Work to be completed =
Show every line of the data below that includes the word "title".

(Supplied information)

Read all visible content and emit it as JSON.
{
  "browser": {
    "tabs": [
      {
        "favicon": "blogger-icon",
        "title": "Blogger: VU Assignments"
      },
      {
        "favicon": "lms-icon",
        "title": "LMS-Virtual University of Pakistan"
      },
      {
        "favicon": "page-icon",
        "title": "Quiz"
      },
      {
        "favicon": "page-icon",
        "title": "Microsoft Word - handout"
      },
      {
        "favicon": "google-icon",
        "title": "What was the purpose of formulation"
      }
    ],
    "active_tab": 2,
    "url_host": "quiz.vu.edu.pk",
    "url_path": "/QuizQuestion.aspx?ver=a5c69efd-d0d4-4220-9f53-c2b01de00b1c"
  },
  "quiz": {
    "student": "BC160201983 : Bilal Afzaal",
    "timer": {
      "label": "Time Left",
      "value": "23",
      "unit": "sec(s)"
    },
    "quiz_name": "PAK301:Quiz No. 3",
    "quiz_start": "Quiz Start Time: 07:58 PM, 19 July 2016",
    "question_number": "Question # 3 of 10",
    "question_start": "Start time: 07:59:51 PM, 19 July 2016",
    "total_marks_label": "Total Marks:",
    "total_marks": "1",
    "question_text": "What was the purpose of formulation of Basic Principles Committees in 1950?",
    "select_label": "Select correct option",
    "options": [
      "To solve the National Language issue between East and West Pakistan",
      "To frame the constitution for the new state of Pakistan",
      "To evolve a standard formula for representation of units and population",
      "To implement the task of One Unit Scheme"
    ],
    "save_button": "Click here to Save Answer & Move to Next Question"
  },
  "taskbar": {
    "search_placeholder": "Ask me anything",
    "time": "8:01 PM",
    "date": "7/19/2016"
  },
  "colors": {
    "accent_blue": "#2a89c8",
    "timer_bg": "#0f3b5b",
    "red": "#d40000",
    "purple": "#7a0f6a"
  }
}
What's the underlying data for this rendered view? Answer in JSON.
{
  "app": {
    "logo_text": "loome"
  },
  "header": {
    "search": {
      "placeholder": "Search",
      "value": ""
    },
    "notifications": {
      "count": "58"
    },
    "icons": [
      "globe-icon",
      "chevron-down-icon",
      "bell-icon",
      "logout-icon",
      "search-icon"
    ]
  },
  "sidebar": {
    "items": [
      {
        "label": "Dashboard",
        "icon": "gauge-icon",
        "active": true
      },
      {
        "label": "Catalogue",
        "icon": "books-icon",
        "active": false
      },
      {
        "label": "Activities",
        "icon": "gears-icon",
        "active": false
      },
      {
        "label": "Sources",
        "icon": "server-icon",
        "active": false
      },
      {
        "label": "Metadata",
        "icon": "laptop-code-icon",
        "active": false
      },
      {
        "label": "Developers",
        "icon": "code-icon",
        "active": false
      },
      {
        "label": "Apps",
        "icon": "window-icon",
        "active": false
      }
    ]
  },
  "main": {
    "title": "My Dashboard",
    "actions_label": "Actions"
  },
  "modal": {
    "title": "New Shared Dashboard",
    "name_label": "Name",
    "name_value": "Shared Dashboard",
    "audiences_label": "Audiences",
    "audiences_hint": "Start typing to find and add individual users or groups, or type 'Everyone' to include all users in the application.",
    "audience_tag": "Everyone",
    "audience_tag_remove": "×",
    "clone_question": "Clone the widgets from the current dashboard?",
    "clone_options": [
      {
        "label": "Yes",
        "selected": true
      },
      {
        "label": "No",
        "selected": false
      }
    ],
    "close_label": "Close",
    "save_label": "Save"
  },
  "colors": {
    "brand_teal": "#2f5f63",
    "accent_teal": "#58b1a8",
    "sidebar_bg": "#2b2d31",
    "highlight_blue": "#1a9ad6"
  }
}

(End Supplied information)

Answer to the problem =
        "title": "Blogger: VU Assignments"
        "title": "LMS-Virtual University of Pakistan"
        "title": "Quiz"
        "title": "Microsoft Word - handout"
        "title": "What was the purpose of formulation"
    "title": "My Dashboard",
    "title": "New Shared Dashboard",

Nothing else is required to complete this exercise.